### [Supplied data]
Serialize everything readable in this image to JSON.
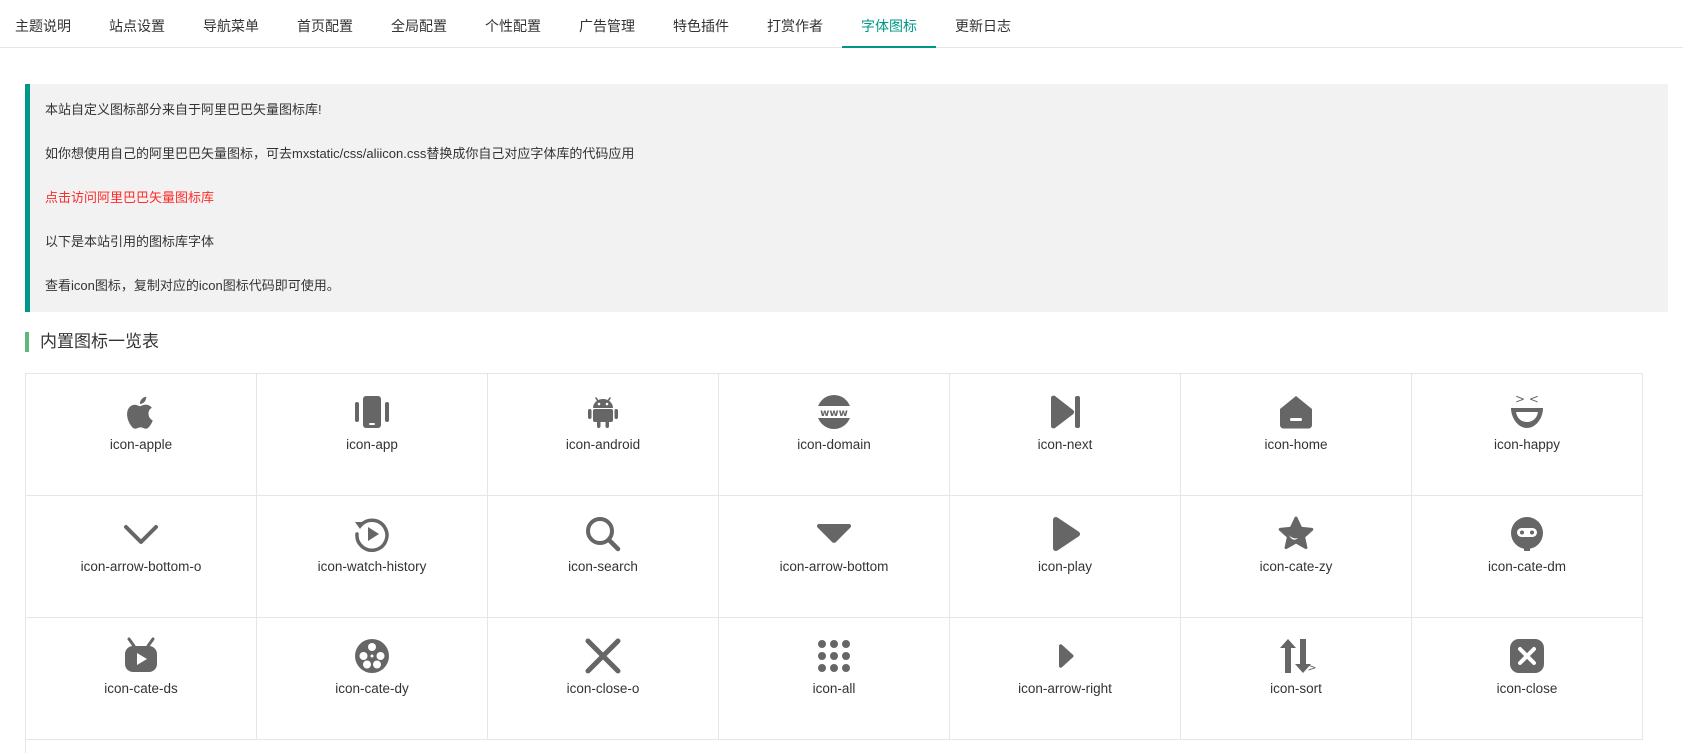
{
  "tabs": [
    {
      "label": "主题说明"
    },
    {
      "label": "站点设置"
    },
    {
      "label": "导航菜单"
    },
    {
      "label": "首页配置"
    },
    {
      "label": "全局配置"
    },
    {
      "label": "个性配置"
    },
    {
      "label": "广告管理"
    },
    {
      "label": "特色插件"
    },
    {
      "label": "打赏作者"
    },
    {
      "label": "字体图标",
      "active": true
    },
    {
      "label": "更新日志"
    }
  ],
  "notice": {
    "line1": "本站自定义图标部分来自于阿里巴巴矢量图标库!",
    "line2": "如你想使用自己的阿里巴巴矢量图标，可去mxstatic/css/aliicon.css替换成你自己对应字体库的代码应用",
    "link": "点击访问阿里巴巴矢量图标库",
    "line4": "以下是本站引用的图标库字体",
    "line5": "查看icon图标，复制对应的icon图标代码即可使用。"
  },
  "section_title": "内置图标一览表",
  "icons": [
    {
      "label": "icon-apple",
      "icon": "apple-icon"
    },
    {
      "label": "icon-app",
      "icon": "app-icon"
    },
    {
      "label": "icon-android",
      "icon": "android-icon"
    },
    {
      "label": "icon-domain",
      "icon": "domain-icon",
      "text": "www"
    },
    {
      "label": "icon-next",
      "icon": "next-icon"
    },
    {
      "label": "icon-home",
      "icon": "home-icon"
    },
    {
      "label": "icon-happy",
      "icon": "happy-icon",
      "text": "> <"
    },
    {
      "label": "icon-arrow-bottom-o",
      "icon": "arrow-bottom-o-icon"
    },
    {
      "label": "icon-watch-history",
      "icon": "watch-history-icon"
    },
    {
      "label": "icon-search",
      "icon": "search-icon"
    },
    {
      "label": "icon-arrow-bottom",
      "icon": "arrow-bottom-icon"
    },
    {
      "label": "icon-play",
      "icon": "play-icon"
    },
    {
      "label": "icon-cate-zy",
      "icon": "cate-zy-icon"
    },
    {
      "label": "icon-cate-dm",
      "icon": "cate-dm-icon"
    },
    {
      "label": "icon-cate-ds",
      "icon": "cate-ds-icon"
    },
    {
      "label": "icon-cate-dy",
      "icon": "cate-dy-icon"
    },
    {
      "label": "icon-close-o",
      "icon": "close-o-icon"
    },
    {
      "label": "icon-all",
      "icon": "all-icon"
    },
    {
      "label": "icon-arrow-right",
      "icon": "arrow-right-icon"
    },
    {
      "label": "icon-sort",
      "icon": "sort-icon",
      "text": ">"
    },
    {
      "label": "icon-close",
      "icon": "close-icon"
    }
  ],
  "colors": {
    "accent": "#009688",
    "section_bar": "#5fb878",
    "link": "#ff2b2b",
    "icon": "#666666",
    "notice_bg": "#f2f2f2"
  }
}
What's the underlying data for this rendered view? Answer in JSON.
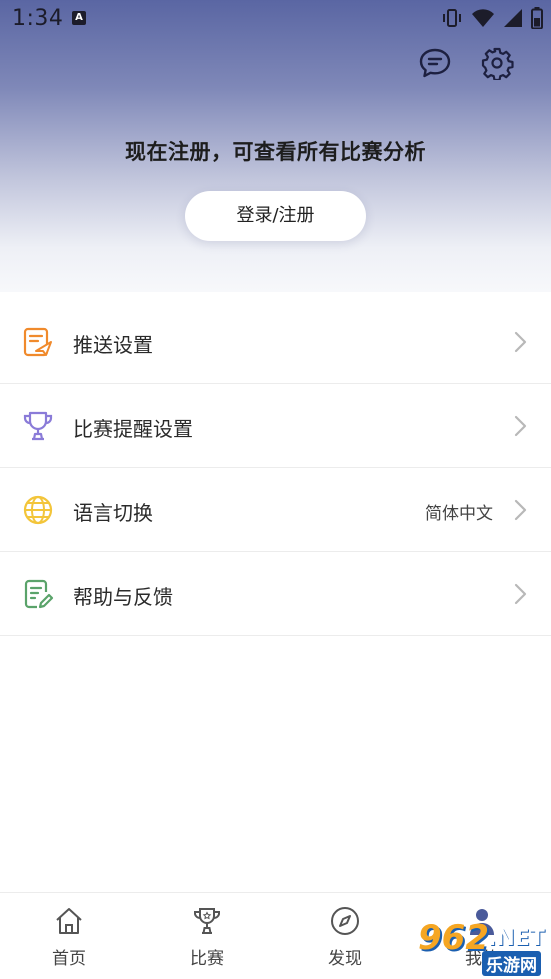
{
  "status_bar": {
    "time": "1:34",
    "notification_badge": "A",
    "icons": [
      "vibrate-icon",
      "wifi-icon",
      "signal-icon",
      "battery-icon"
    ]
  },
  "header": {
    "icons": [
      "message-icon",
      "gear-icon"
    ],
    "promo_text": "现在注册，可查看所有比赛分析",
    "login_label": "登录/注册"
  },
  "menu": {
    "items": [
      {
        "label": "推送设置",
        "icon": "push-settings-icon",
        "value": ""
      },
      {
        "label": "比赛提醒设置",
        "icon": "trophy-icon",
        "value": ""
      },
      {
        "label": "语言切换",
        "icon": "globe-icon",
        "value": "简体中文"
      },
      {
        "label": "帮助与反馈",
        "icon": "feedback-icon",
        "value": ""
      }
    ]
  },
  "tabbar": {
    "tabs": [
      {
        "label": "首页",
        "icon": "home-icon"
      },
      {
        "label": "比赛",
        "icon": "trophy-tab-icon"
      },
      {
        "label": "发现",
        "icon": "compass-icon"
      },
      {
        "label": "我的",
        "icon": "profile-icon"
      }
    ]
  },
  "watermark": {
    "number": "962",
    "suffix": ".NET",
    "site": "乐游网"
  },
  "colors": {
    "header_top": "#5a66a3",
    "orange_icon": "#f08a2c",
    "purple_icon": "#8a7bd8",
    "yellow_icon": "#f3c53a",
    "green_icon": "#5aa36a",
    "chevron": "#b8b8b8"
  }
}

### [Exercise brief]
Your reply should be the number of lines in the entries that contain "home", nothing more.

### [Task result]
3